 The Yerushalmi (Pesachim 10:6) also teaches that Hallel should be said on such occasions: “When the Holy One, Blessed Be He, performs miracles for you, you should say shirah (song),” meaning, you should recite Hallel. Shemot Rabbah (23:12) on the Song at the Sea concurs: “And they said, saying (Shemot 15:1) – we will say to our children, and our children [will say] to their children, that when You perform miracles for them, they should say before You a song like this one.” The Talmud (Megillah 14a) asks why we do not say Hallel on Purim. Three answers are given: 1) From the moment the Jews first entered the Land, we do not say Hallel on miracles that occur outside of the Land in Chutz LaAretz. 2) Rav Nachman says that the reading of Megillat Esther is in place of Hallel. 3) Rava answers that we recite Hallel only if the salvation includes freedom from foreign rule; and we remained subjugated to Achashveirosh after the Purim story. The miracle of Yom HaAtzmaut occurred in Eretz Yisrael and freed us from the yoke of the nations. Therefore, according to all opinions, we must say Hallel.
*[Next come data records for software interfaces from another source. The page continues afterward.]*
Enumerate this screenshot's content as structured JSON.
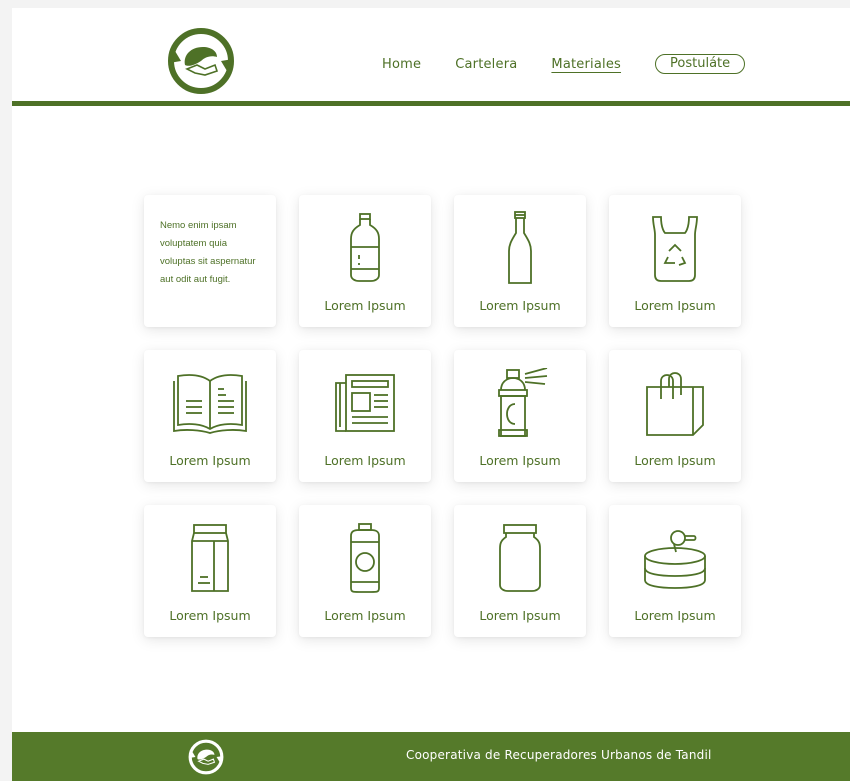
{
  "nav": {
    "items": [
      {
        "label": "Home",
        "active": false
      },
      {
        "label": "Cartelera",
        "active": false
      },
      {
        "label": "Materiales",
        "active": true
      }
    ],
    "cta_label": "Postuláte"
  },
  "intro": {
    "text": "Nemo enim ipsam voluptatem quia voluptas sit aspernatur aut odit aut fugit."
  },
  "cards": [
    {
      "icon": "plastic-bottle-icon",
      "label": "Lorem Ipsum"
    },
    {
      "icon": "glass-bottle-icon",
      "label": "Lorem Ipsum"
    },
    {
      "icon": "recycle-bag-icon",
      "label": "Lorem Ipsum"
    },
    {
      "icon": "open-book-icon",
      "label": "Lorem Ipsum"
    },
    {
      "icon": "newspaper-icon",
      "label": "Lorem Ipsum"
    },
    {
      "icon": "spray-can-icon",
      "label": "Lorem Ipsum"
    },
    {
      "icon": "shopping-bag-icon",
      "label": "Lorem Ipsum"
    },
    {
      "icon": "milk-carton-icon",
      "label": "Lorem Ipsum"
    },
    {
      "icon": "soda-can-icon",
      "label": "Lorem Ipsum"
    },
    {
      "icon": "jar-icon",
      "label": "Lorem Ipsum"
    },
    {
      "icon": "tuna-can-icon",
      "label": "Lorem Ipsum"
    }
  ],
  "footer": {
    "text": "Cooperativa de Recuperadores Urbanos de Tandil"
  },
  "colors": {
    "brand_green": "#4e7127",
    "footer_green": "#557a2a",
    "background": "#ffffff"
  }
}
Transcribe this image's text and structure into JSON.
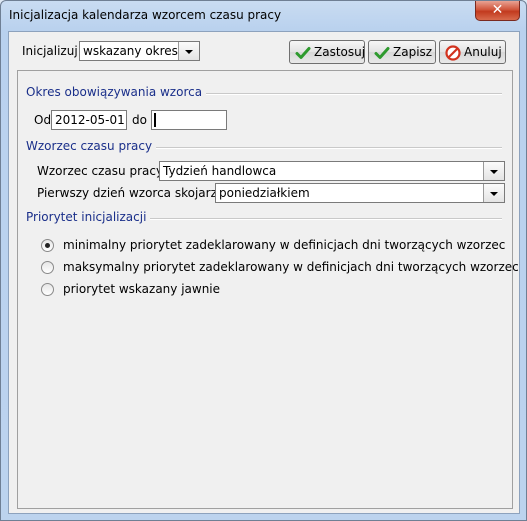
{
  "window": {
    "title": "Inicjalizacja kalendarza wzorcem czasu pracy",
    "close_glyph": "✕"
  },
  "toolbar": {
    "init_label": "Inicjalizuj",
    "init_value": "wskazany okres",
    "apply_label": "Zastosuj",
    "save_label": "Zapisz",
    "cancel_label": "Anuluj"
  },
  "period": {
    "heading": "Okres obowiązywania wzorca",
    "from_label": "Od",
    "from_value": "2012-05-01",
    "to_label": "do",
    "to_value": ""
  },
  "pattern": {
    "heading": "Wzorzec czasu pracy",
    "pattern_label": "Wzorzec czasu pracy:",
    "pattern_value": "Tydzień handlowca",
    "first_day_label": "Pierwszy dzień wzorca skojarz z:",
    "first_day_value": "poniedziałkiem"
  },
  "priority": {
    "heading": "Priorytet inicjalizacji",
    "options": [
      {
        "label": "minimalny priorytet zadeklarowany w definicjach dni tworzących wzorzec",
        "selected": true
      },
      {
        "label": "maksymalny priorytet zadeklarowany w definicjach dni tworzących wzorzec",
        "selected": false
      },
      {
        "label": "priorytet wskazany jawnie",
        "selected": false
      }
    ]
  },
  "colors": {
    "section_heading": "#1a2f8a",
    "check_green": "#2e9a2e",
    "cancel_red": "#d2321e"
  }
}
The poskim dispute whether the obligation to say Hallel on days the Jews were saved from distress is biblically or rabbinically mandated? The author of Halachot Gedolot (the Behag) and other Rishonim hold that it is a biblical obligation. (Until King David’s time, no specific formula for praising Hashem was instituted; everyone would compose his own, private thanksgiving prayer. After David composed the Book of Psalms, however, the prophets instituted that we say specific chapters of Psalms, by which we fulfill the mitzvah of praising and thanking Hashem.) According to the Rambam, the whole concept of saying Hallel – whether on the biblical holidays, or in commemoration of the salvations that God performed for the Jews – is a rabbinic mitzvah. The Netziv posits (She’iltot 26:1) that reciting Hallel at the time a miracle occurs, as [the Jews did when they sang] the Song at the Sea, is a biblical commandment, while reciting it every year after that is a rabbinic mitzvah. The Chatam Sofer implies that the biblical commandment exists every year (O.C. 208, s.v. u’mikol makom; Y.D. end of 233).
* [The exact source of this statement is unknown, but it is commonly quoted in the name of Chazal. See Responsa Yaskil Avdi, vol. 6, O.C. 10:8.]